Wednesday, May 5, 2010

May 5 "There was never a good war, or a bad peace."

Rogers' Rangers

Not to be confused with the battle of Fort William Henry, the Battle of Lake George was fought on September 8, 1755. The first engagement, aptly known as "The Bloody Morning Scout," occurred when the British, in an attempt to cut off French supplies, headed south down the Lake George--Ft. Edward road toward the vicinity of Ft. Lyman. In the meantime, French scouts learned of the British advance and hurried north to ambush them. The French commander deployed his forces in a hook shape on both sides of the road, and almost immediately upon setting out, the British found themselves in a trap. Military leaders on both sides were killed. Read here for more information (including pictures) about the Battle of Lake George.

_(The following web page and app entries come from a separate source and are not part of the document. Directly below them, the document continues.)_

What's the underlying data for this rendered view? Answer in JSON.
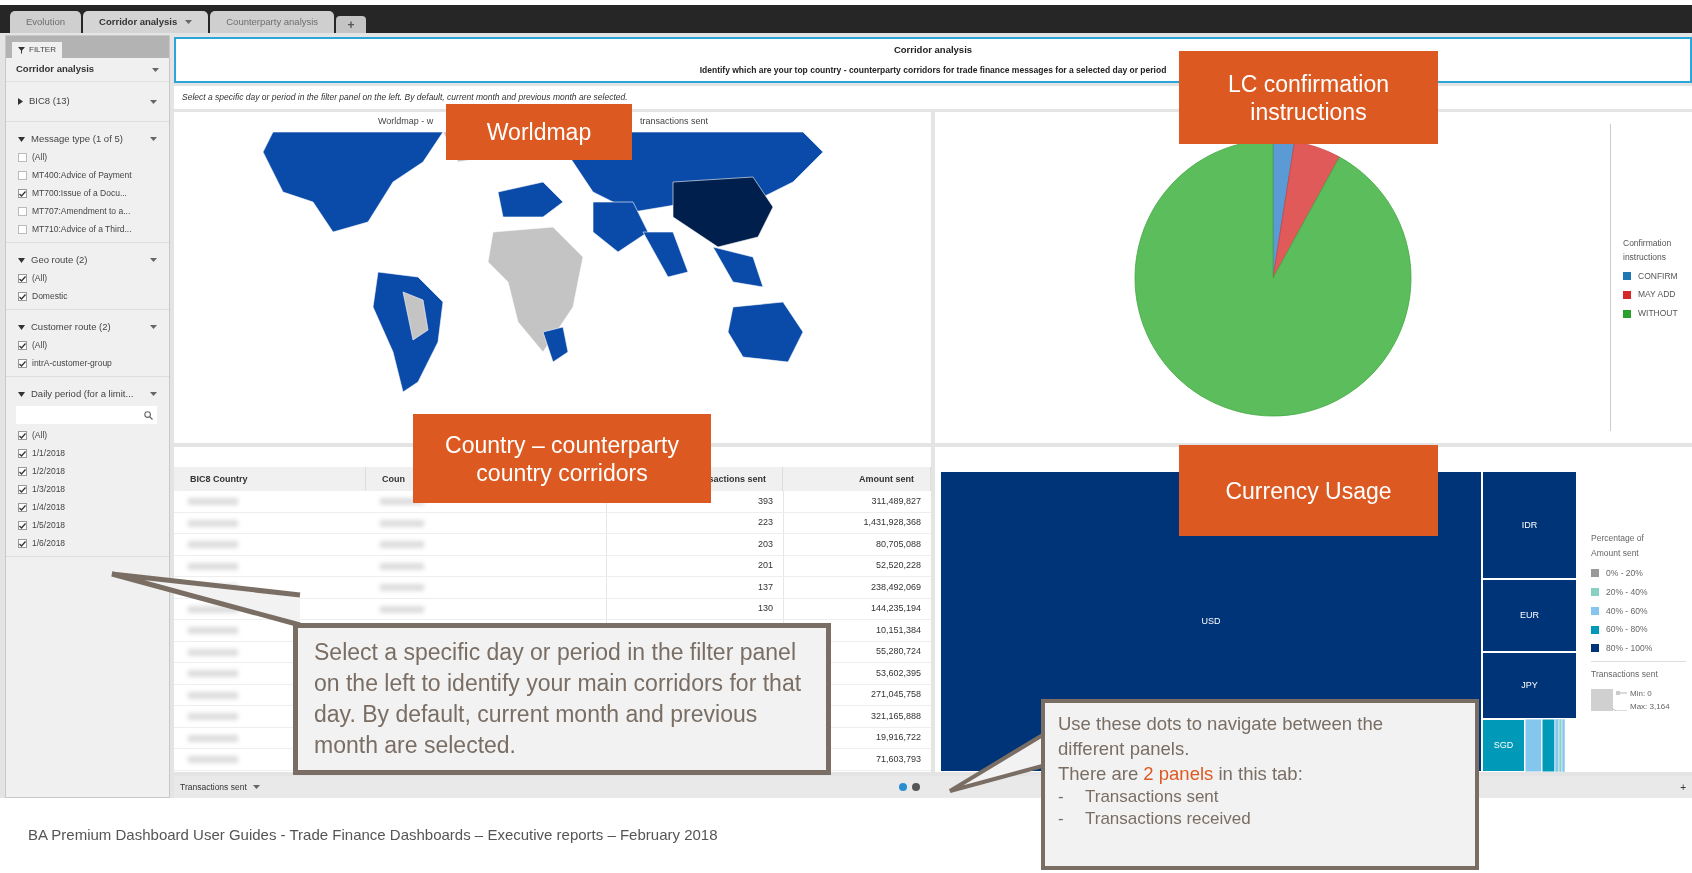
{
  "tabs": [
    {
      "label": "Evolution",
      "selected": false,
      "menu": false
    },
    {
      "label": "Corridor analysis",
      "selected": true,
      "menu": true
    },
    {
      "label": "Counterparty analysis",
      "selected": false,
      "menu": false
    }
  ],
  "add_tab": "+",
  "filter_panel": {
    "tab": "FILTER",
    "title": "Corridor analysis",
    "collapsed_section": "BIC8 (13)",
    "sections": [
      {
        "title": "Message type (1 of 5)",
        "search": false,
        "items": [
          {
            "label": "(All)",
            "checked": false
          },
          {
            "label": "MT400:Advice of Payment",
            "checked": false
          },
          {
            "label": "MT700:Issue of a Docu...",
            "checked": true
          },
          {
            "label": "MT707:Amendment to a...",
            "checked": false
          },
          {
            "label": "MT710:Advice of a Third...",
            "checked": false
          }
        ]
      },
      {
        "title": "Geo route (2)",
        "search": false,
        "items": [
          {
            "label": "(All)",
            "checked": true
          },
          {
            "label": "Domestic",
            "checked": true
          }
        ]
      },
      {
        "title": "Customer route (2)",
        "search": false,
        "items": [
          {
            "label": "(All)",
            "checked": true
          },
          {
            "label": "intrA-customer-group",
            "checked": true
          }
        ]
      },
      {
        "title": "Daily period (for a limit...",
        "search": true,
        "items": [
          {
            "label": "(All)",
            "checked": true
          },
          {
            "label": "1/1/2018",
            "checked": true
          },
          {
            "label": "1/2/2018",
            "checked": true
          },
          {
            "label": "1/3/2018",
            "checked": true
          },
          {
            "label": "1/4/2018",
            "checked": true
          },
          {
            "label": "1/5/2018",
            "checked": true
          },
          {
            "label": "1/6/2018",
            "checked": true
          }
        ]
      }
    ]
  },
  "header": {
    "title": "Corridor analysis",
    "description": "Identify which are your top country - counterparty corridors for trade finance messages for a selected day or period",
    "subtitle": "Select a specific day or period in the filter panel on the left. By default, current month and previous month are selected."
  },
  "map_panel": {
    "title_start": "Worldmap - w",
    "title_end": "transactions sent"
  },
  "pie_panel": {
    "legend_title": "Confirmation instructions",
    "legend": [
      {
        "label": "CONFIRM",
        "color": "#1f77b4"
      },
      {
        "label": "MAY ADD",
        "color": "#d62728"
      },
      {
        "label": "WITHOUT",
        "color": "#2ca02c"
      }
    ]
  },
  "table": {
    "columns": [
      "BIC8 Country",
      "Coun",
      "sactions sent",
      "Amount sent"
    ],
    "rows": [
      {
        "transactions": "393",
        "amount": "311,489,827"
      },
      {
        "transactions": "223",
        "amount": "1,431,928,368"
      },
      {
        "transactions": "203",
        "amount": "80,705,088"
      },
      {
        "transactions": "201",
        "amount": "52,520,228"
      },
      {
        "transactions": "137",
        "amount": "238,492,069"
      },
      {
        "transactions": "130",
        "amount": "144,235,194"
      },
      {
        "amount": "10,151,384"
      },
      {
        "amount": "55,280,724"
      },
      {
        "amount": "53,602,395"
      },
      {
        "amount": "271,045,758"
      },
      {
        "amount": "321,165,888"
      },
      {
        "amount": "19,916,722"
      },
      {
        "amount": "71,603,793"
      }
    ]
  },
  "treemap": {
    "cells": [
      {
        "label": "USD",
        "color": "#003478"
      },
      {
        "label": "IDR",
        "color": "#003478"
      },
      {
        "label": "EUR",
        "color": "#003478"
      },
      {
        "label": "JPY",
        "color": "#003478"
      },
      {
        "label": "SGD",
        "color": "#0099b8"
      }
    ],
    "legend_title": "Percentage of Amount sent",
    "legend": [
      {
        "label": "0% - 20%",
        "color": "#999999"
      },
      {
        "label": "20% - 40%",
        "color": "#88d0c4"
      },
      {
        "label": "40% - 60%",
        "color": "#85c6ef"
      },
      {
        "label": "60% - 80%",
        "color": "#0099b8"
      },
      {
        "label": "80% - 100%",
        "color": "#003478"
      }
    ],
    "size_title": "Transactions sent",
    "size_min": "Min: 0",
    "size_max": "Max: 3,164"
  },
  "bottom_bar": {
    "measure": "Transactions sent",
    "dots": [
      {
        "selected": true
      },
      {
        "selected": false
      }
    ],
    "add": "+"
  },
  "labels": [
    "Worldmap",
    "LC confirmation instructions",
    "Country – counterparty country corridors",
    "Currency Usage"
  ],
  "callout_filter": "Select a specific day or period in the filter panel on the left to identify your main corridors for that day. By default, current month and previous month are selected.",
  "callout_dots": {
    "intro": "Use these dots to navigate between the different panels.",
    "parts": [
      {
        "text": "There are ",
        "highlight": false
      },
      {
        "text": "2 panels",
        "highlight": true
      },
      {
        "text": " in this tab:",
        "highlight": false
      }
    ],
    "items": [
      {
        "bullet": "-",
        "text": "Transactions sent"
      },
      {
        "bullet": "-",
        "text": "Transactions received"
      }
    ]
  },
  "footer": "BA Premium Dashboard User Guides - Trade Finance Dashboards – Executive reports – February 2018"
}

The remaining British panicked, wildly retreating north to a small pond where they barricaded themselves behind stumps and logs and made another brief stand before continuing their retreat. Other British forces were immediately sent to assist. Preparations were hastily made against the approaching French--several cannon and other field pieces were put in position. The French regulars arrived around noon and marched directly into the center of the British position, and were mowed down. Some British soldiers from the morning battle attempted once again to retreat, causing confusion in the ranks. William Johnson, in rallying them, took a musket ball in the leg. Later that day, with most of the fighting over, some 300 New Hampshire and New York Colonials who on their way to reinforce the British garrison ambushed a group of French and Natives encamped for the night near a pond. After a desperate struggle, the French force was almost wiped out. Over 200 bodies rolled into the pond, staining the water red. That's how it got its name, "Bloody Pond". In this conflict Rogers, the famous Ranger made his debut as a soldier.Information from the above article can be found here.

The life story of Major Robert Rogers, the New England frontiersman who recruited companies of colonial soldiers, known as Rogers' Rangers, to fight for the British in the French and Indian War, is a compelling mix of military intrigue and national identity. This feisty major codified colonial military strategies into a document, known as Standing Orders and put these principles to practice in many battles, campaigns, and scouting expeditions. Check it out:

What follows is a six-part episode By Ray Mears who allows you follow in the footsteps of Rogers' Rangers as they withdrew through New England, fighting off both the approaching enemy and starvation as fall turned into winter. This is part of BBC's third series of "Ray Mears Extreme Survival". It's a fascinating episode, and knowing how much we all love the outdoors, it provides great lessons for surviving in the woods! Enjoy!

Here's something else really worth watching if you're interested in Robert Rogers. This is called, "Rogers' Rangers, Ranging Way of War." (I find this stuff fascinating!)